• **Excerpts from an interface dataset**
-=-=-

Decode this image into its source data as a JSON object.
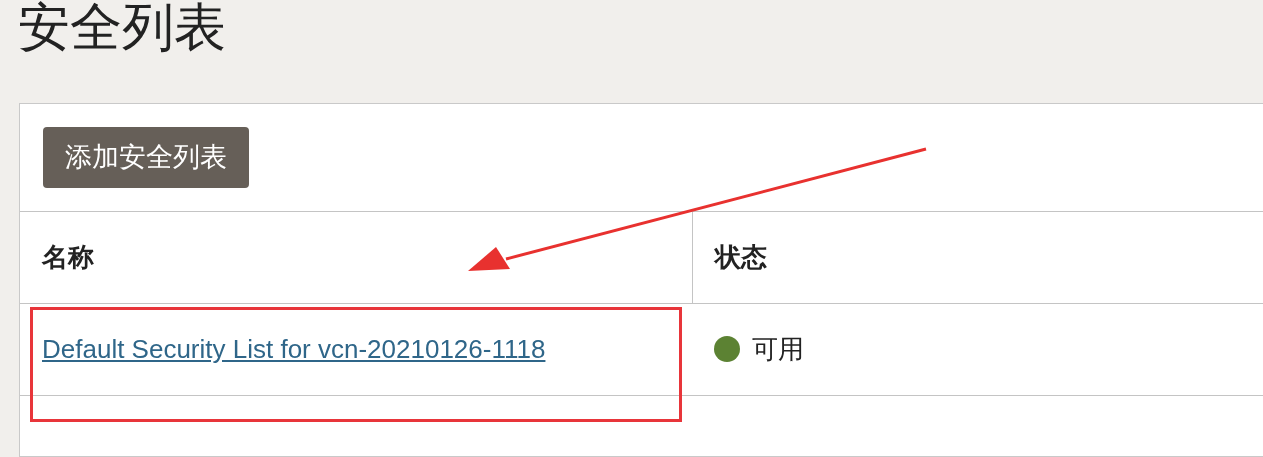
{
  "page_title": "安全列表",
  "add_button": {
    "label": "添加安全列表"
  },
  "table": {
    "columns": [
      {
        "label": "名称"
      },
      {
        "label": "状态"
      }
    ],
    "rows": [
      {
        "name": "Default Security List for vcn-20210126-1118",
        "status": {
          "label": "可用",
          "color": "#5c8233"
        }
      }
    ]
  }
}
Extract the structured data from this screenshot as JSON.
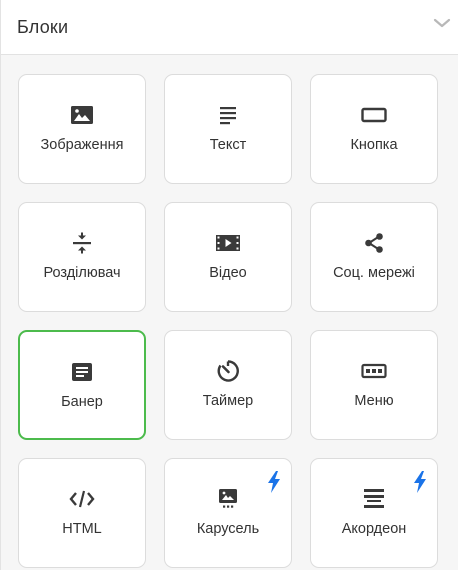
{
  "header": {
    "title": "Блоки",
    "chevron_icon": "chevron-down-icon"
  },
  "blocks": [
    {
      "label": "Зображення",
      "icon": "image-icon",
      "selected": false,
      "bolt": false
    },
    {
      "label": "Текст",
      "icon": "text-lines-icon",
      "selected": false,
      "bolt": false
    },
    {
      "label": "Кнопка",
      "icon": "button-icon",
      "selected": false,
      "bolt": false
    },
    {
      "label": "Розділювач",
      "icon": "divider-icon",
      "selected": false,
      "bolt": false
    },
    {
      "label": "Відео",
      "icon": "video-icon",
      "selected": false,
      "bolt": false
    },
    {
      "label": "Соц. мережі",
      "icon": "share-icon",
      "selected": false,
      "bolt": false
    },
    {
      "label": "Банер",
      "icon": "banner-icon",
      "selected": true,
      "bolt": false
    },
    {
      "label": "Таймер",
      "icon": "timer-icon",
      "selected": false,
      "bolt": false
    },
    {
      "label": "Меню",
      "icon": "menu-icon",
      "selected": false,
      "bolt": false
    },
    {
      "label": "HTML",
      "icon": "code-icon",
      "selected": false,
      "bolt": false
    },
    {
      "label": "Карусель",
      "icon": "carousel-icon",
      "selected": false,
      "bolt": true
    },
    {
      "label": "Акордеон",
      "icon": "accordion-icon",
      "selected": false,
      "bolt": true
    }
  ],
  "colors": {
    "selected_border": "#4cbb4c",
    "bolt": "#1a73e8",
    "icon": "#3a3a3a"
  }
}
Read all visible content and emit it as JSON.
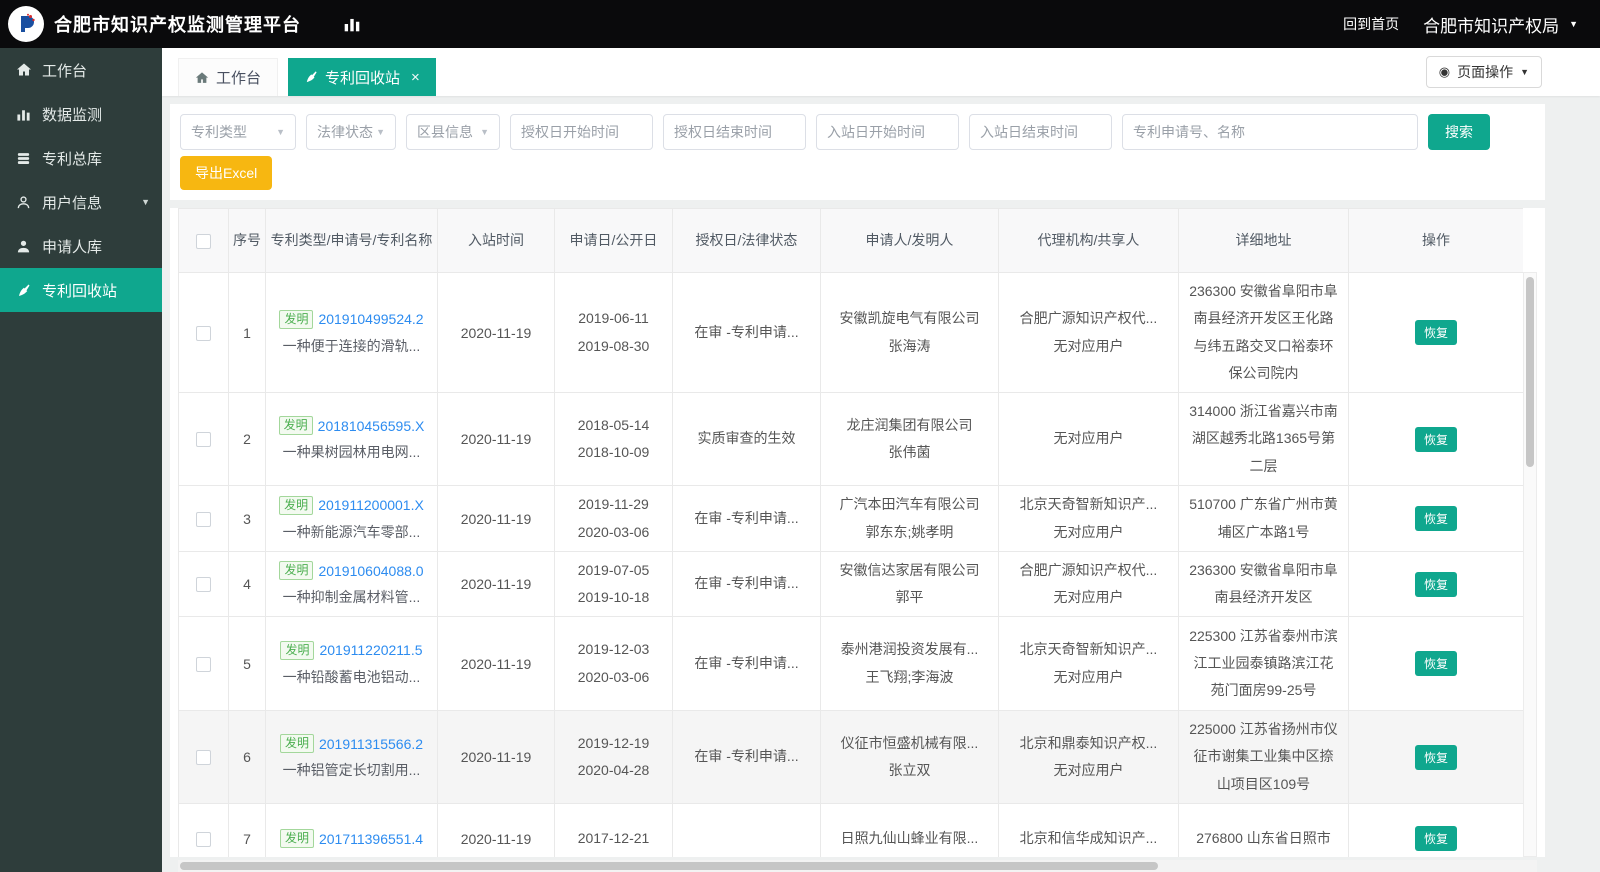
{
  "colors": {
    "accent_teal": "#0fa78e",
    "export_amber": "#f7b711",
    "link_blue": "#2d8cf0",
    "badge_green": "#4caf50",
    "header_bg": "#0a0a0c",
    "sidebar_bg": "#2e3d3b"
  },
  "header": {
    "title": "合肥市知识产权监测管理平台",
    "home_link": "回到首页",
    "org": "合肥市知识产权局"
  },
  "sidebar": {
    "items": [
      {
        "label": "工作台",
        "icon": "home-icon"
      },
      {
        "label": "数据监测",
        "icon": "bar-chart-icon"
      },
      {
        "label": "专利总库",
        "icon": "layers-icon"
      },
      {
        "label": "用户信息",
        "icon": "user-icon"
      },
      {
        "label": "申请人库",
        "icon": "person-icon"
      },
      {
        "label": "专利回收站",
        "icon": "broom-icon"
      }
    ]
  },
  "tabs": {
    "workbench": "工作台",
    "recycle": "专利回收站",
    "page_actions": "页面操作"
  },
  "filters": {
    "patent_type": "专利类型",
    "legal_status": "法律状态",
    "district": "区县信息",
    "auth_start": "授权日开始时间",
    "auth_end": "授权日结束时间",
    "entry_start": "入站日开始时间",
    "entry_end": "入站日结束时间",
    "keyword_placeholder": "专利申请号、名称",
    "search": "搜索",
    "export_excel": "导出Excel"
  },
  "table": {
    "columns": [
      "序号",
      "专利类型/申请号/专利名称",
      "入站时间",
      "申请日/公开日",
      "授权日/法律状态",
      "申请人/发明人",
      "代理机构/共享人",
      "详细地址",
      "操作"
    ],
    "action_label": "恢复",
    "rows": [
      {
        "no": "1",
        "type": "发明",
        "patent_no": "201910499524.2",
        "patent_name": "一种便于连接的滑轨...",
        "entry_date": "2020-11-19",
        "apply_date": "2019-06-11",
        "publish_date": "2019-08-30",
        "status": "在审 -专利申请...",
        "applicant": "安徽凯旋电气有限公司",
        "inventor": "张海涛",
        "agency": "合肥广源知识产权代...",
        "sharer": "无对应用户",
        "address": "236300 安徽省阜阳市阜南县经济开发区王化路与纬五路交叉口裕泰环保公司院内"
      },
      {
        "no": "2",
        "type": "发明",
        "patent_no": "201810456595.X",
        "patent_name": "一种果树园林用电网...",
        "entry_date": "2020-11-19",
        "apply_date": "2018-05-14",
        "publish_date": "2018-10-09",
        "status": "实质审查的生效",
        "applicant": "龙庄润集团有限公司",
        "inventor": "张伟菌",
        "agency": "",
        "sharer": "无对应用户",
        "address": "314000 浙江省嘉兴市南湖区越秀北路1365号第二层"
      },
      {
        "no": "3",
        "type": "发明",
        "patent_no": "201911200001.X",
        "patent_name": "一种新能源汽车零部...",
        "entry_date": "2020-11-19",
        "apply_date": "2019-11-29",
        "publish_date": "2020-03-06",
        "status": "在审 -专利申请...",
        "applicant": "广汽本田汽车有限公司",
        "inventor": "郭东东;姚孝明",
        "agency": "北京天奇智新知识产...",
        "sharer": "无对应用户",
        "address": "510700 广东省广州市黄埔区广本路1号"
      },
      {
        "no": "4",
        "type": "发明",
        "patent_no": "201910604088.0",
        "patent_name": "一种抑制金属材料管...",
        "entry_date": "2020-11-19",
        "apply_date": "2019-07-05",
        "publish_date": "2019-10-18",
        "status": "在审 -专利申请...",
        "applicant": "安徽信达家居有限公司",
        "inventor": "郭平",
        "agency": "合肥广源知识产权代...",
        "sharer": "无对应用户",
        "address": "236300 安徽省阜阳市阜南县经济开发区"
      },
      {
        "no": "5",
        "type": "发明",
        "patent_no": "201911220211.5",
        "patent_name": "一种铅酸蓄电池铝动...",
        "entry_date": "2020-11-19",
        "apply_date": "2019-12-03",
        "publish_date": "2020-03-06",
        "status": "在审 -专利申请...",
        "applicant": "泰州港润投资发展有...",
        "inventor": "王飞翔;李海波",
        "agency": "北京天奇智新知识产...",
        "sharer": "无对应用户",
        "address": "225300 江苏省泰州市滨江工业园泰镇路滨江花苑门面房99-25号"
      },
      {
        "no": "6",
        "type": "发明",
        "patent_no": "201911315566.2",
        "patent_name": "一种铝管定长切割用...",
        "entry_date": "2020-11-19",
        "apply_date": "2019-12-19",
        "publish_date": "2020-04-28",
        "status": "在审 -专利申请...",
        "applicant": "仪征市恒盛机械有限...",
        "inventor": "张立双",
        "agency": "北京和鼎泰知识产权...",
        "sharer": "无对应用户",
        "address": "225000 江苏省扬州市仪征市谢集工业集中区捺山项目区109号",
        "highlight": true
      },
      {
        "no": "7",
        "type": "发明",
        "patent_no": "201711396551.4",
        "patent_name": "",
        "entry_date": "2020-11-19",
        "apply_date": "2017-12-21",
        "publish_date": "",
        "status": "",
        "applicant": "日照九仙山蜂业有限...",
        "inventor": "",
        "agency": "北京和信华成知识产...",
        "sharer": "",
        "address": "276800 山东省日照市"
      }
    ]
  }
}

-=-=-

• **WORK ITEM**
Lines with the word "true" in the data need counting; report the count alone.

• **ANSWER SPACE**
4